* [Directions for this task]: Nothing may be dropped or added when the entries below are copied.

* [Material for this task]:
:::::
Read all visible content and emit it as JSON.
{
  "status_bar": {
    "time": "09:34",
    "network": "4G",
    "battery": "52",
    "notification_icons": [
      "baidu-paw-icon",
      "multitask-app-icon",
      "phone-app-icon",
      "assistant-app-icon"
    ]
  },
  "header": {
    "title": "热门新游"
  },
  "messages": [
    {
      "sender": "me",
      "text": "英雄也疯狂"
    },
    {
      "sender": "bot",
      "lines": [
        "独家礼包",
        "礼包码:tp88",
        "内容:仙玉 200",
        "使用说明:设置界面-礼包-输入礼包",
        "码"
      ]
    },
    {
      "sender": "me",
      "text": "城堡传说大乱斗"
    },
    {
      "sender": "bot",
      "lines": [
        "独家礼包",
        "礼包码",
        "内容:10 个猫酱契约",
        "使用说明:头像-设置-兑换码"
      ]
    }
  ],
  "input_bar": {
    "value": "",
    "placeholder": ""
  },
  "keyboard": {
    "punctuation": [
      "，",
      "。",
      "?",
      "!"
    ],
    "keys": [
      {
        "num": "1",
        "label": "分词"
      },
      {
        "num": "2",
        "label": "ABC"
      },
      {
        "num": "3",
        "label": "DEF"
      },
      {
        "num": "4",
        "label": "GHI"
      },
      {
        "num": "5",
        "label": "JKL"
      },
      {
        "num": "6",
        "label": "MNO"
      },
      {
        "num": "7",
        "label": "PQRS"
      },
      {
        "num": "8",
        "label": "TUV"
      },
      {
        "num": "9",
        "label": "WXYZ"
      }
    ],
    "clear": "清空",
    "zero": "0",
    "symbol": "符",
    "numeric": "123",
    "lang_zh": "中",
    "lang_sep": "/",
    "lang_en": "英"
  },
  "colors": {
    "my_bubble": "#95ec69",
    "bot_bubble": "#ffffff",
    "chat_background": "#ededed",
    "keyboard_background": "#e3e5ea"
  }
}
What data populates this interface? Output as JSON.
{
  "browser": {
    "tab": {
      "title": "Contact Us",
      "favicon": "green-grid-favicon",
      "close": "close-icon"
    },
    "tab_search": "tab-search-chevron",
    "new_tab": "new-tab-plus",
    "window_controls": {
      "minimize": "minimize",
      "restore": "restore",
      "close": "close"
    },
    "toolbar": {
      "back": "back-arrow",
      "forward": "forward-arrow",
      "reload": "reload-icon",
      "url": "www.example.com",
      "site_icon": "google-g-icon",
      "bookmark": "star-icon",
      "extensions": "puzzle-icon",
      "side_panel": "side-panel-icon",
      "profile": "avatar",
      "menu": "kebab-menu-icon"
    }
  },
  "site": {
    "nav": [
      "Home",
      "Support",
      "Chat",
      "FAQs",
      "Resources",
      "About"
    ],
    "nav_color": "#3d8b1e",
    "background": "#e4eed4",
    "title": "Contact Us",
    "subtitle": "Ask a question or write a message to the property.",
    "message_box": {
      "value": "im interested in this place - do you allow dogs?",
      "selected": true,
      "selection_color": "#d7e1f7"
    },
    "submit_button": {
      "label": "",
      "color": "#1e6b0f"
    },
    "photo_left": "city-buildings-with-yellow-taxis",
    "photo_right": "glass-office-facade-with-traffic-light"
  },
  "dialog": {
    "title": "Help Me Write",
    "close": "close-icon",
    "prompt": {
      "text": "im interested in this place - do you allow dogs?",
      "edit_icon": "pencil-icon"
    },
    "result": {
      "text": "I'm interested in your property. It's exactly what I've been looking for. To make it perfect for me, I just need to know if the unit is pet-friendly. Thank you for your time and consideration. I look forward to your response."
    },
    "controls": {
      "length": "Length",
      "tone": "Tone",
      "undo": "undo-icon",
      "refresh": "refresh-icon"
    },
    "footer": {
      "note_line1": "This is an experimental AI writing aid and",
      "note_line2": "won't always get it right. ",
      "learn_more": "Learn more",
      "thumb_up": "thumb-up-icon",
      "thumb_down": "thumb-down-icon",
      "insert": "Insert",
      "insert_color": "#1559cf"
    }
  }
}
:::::
* [Problem solution]:
Read all visible content and emit it as JSON.
{
  "status_bar": {
    "time": "09:34",
    "network": "4G",
    "battery": "52",
    "notification_icons": [
      "baidu-paw-icon",
      "multitask-app-icon",
      "phone-app-icon",
      "assistant-app-icon"
    ]
  },
  "header": {
    "title": "热门新游"
  },
  "messages": [
    {
      "sender": "me",
      "text": "英雄也疯狂"
    },
    {
      "sender": "bot",
      "lines": [
        "独家礼包",
        "礼包码:tp88",
        "内容:仙玉 200",
        "使用说明:设置界面-礼包-输入礼包",
        "码"
      ]
    },
    {
      "sender": "me",
      "text": "城堡传说大乱斗"
    },
    {
      "sender": "bot",
      "lines": [
        "独家礼包",
        "礼包码",
        "内容:10 个猫酱契约",
        "使用说明:头像-设置-兑换码"
      ]
    }
  ],
  "input_bar": {
    "value": "",
    "placeholder": ""
  },
  "keyboard": {
    "punctuation": [
      "，",
      "。",
      "?",
      "!"
    ],
    "keys": [
      {
        "num": "1",
        "label": "分词"
      },
      {
        "num": "2",
        "label": "ABC"
      },
      {
        "num": "3",
        "label": "DEF"
      },
      {
        "num": "4",
        "label": "GHI"
      },
      {
        "num": "5",
        "label": "JKL"
      },
      {
        "num": "6",
        "label": "MNO"
      },
      {
        "num": "7",
        "label": "PQRS"
      },
      {
        "num": "8",
        "label": "TUV"
      },
      {
        "num": "9",
        "label": "WXYZ"
      }
    ],
    "clear": "清空",
    "zero": "0",
    "symbol": "符",
    "numeric": "123",
    "lang_zh": "中",
    "lang_sep": "/",
    "lang_en": "英"
  },
  "colors": {
    "my_bubble": "#95ec69",
    "bot_bubble": "#ffffff",
    "chat_background": "#ededed",
    "keyboard_background": "#e3e5ea"
  }
}
What data populates this interface? Output as JSON.
{
  "browser": {
    "tab": {
      "title": "Contact Us",
      "favicon": "green-grid-favicon",
      "close": "close-icon"
    },
    "tab_search": "tab-search-chevron",
    "new_tab": "new-tab-plus",
    "window_controls": {
      "minimize": "minimize",
      "restore": "restore",
      "close": "close"
    },
    "toolbar": {
      "back": "back-arrow",
      "forward": "forward-arrow",
      "reload": "reload-icon",
      "url": "www.example.com",
      "site_icon": "google-g-icon",
      "bookmark": "star-icon",
      "extensions": "puzzle-icon",
      "side_panel": "side-panel-icon",
      "profile": "avatar",
      "menu": "kebab-menu-icon"
    }
  },
  "site": {
    "nav": [
      "Home",
      "Support",
      "Chat",
      "FAQs",
      "Resources",
      "About"
    ],
    "nav_color": "#3d8b1e",
    "background": "#e4eed4",
    "title": "Contact Us",
    "subtitle": "Ask a question or write a message to the property.",
    "message_box": {
      "value": "im interested in this place - do you allow dogs?",
      "selected": true,
      "selection_color": "#d7e1f7"
    },
    "submit_button": {
      "label": "",
      "color": "#1e6b0f"
    },
    "photo_left": "city-buildings-with-yellow-taxis",
    "photo_right": "glass-office-facade-with-traffic-light"
  },
  "dialog": {
    "title": "Help Me Write",
    "close": "close-icon",
    "prompt": {
      "text": "im interested in this place - do you allow dogs?",
      "edit_icon": "pencil-icon"
    },
    "result": {
      "text": "I'm interested in your property. It's exactly what I've been looking for. To make it perfect for me, I just need to know if the unit is pet-friendly. Thank you for your time and consideration. I look forward to your response."
    },
    "controls": {
      "length": "Length",
      "tone": "Tone",
      "undo": "undo-icon",
      "refresh": "refresh-icon"
    },
    "footer": {
      "note_line1": "This is an experimental AI writing aid and",
      "note_line2": "won't always get it right. ",
      "learn_more": "Learn more",
      "thumb_up": "thumb-up-icon",
      "thumb_down": "thumb-down-icon",
      "insert": "Insert",
      "insert_color": "#1559cf"
    }
  }
}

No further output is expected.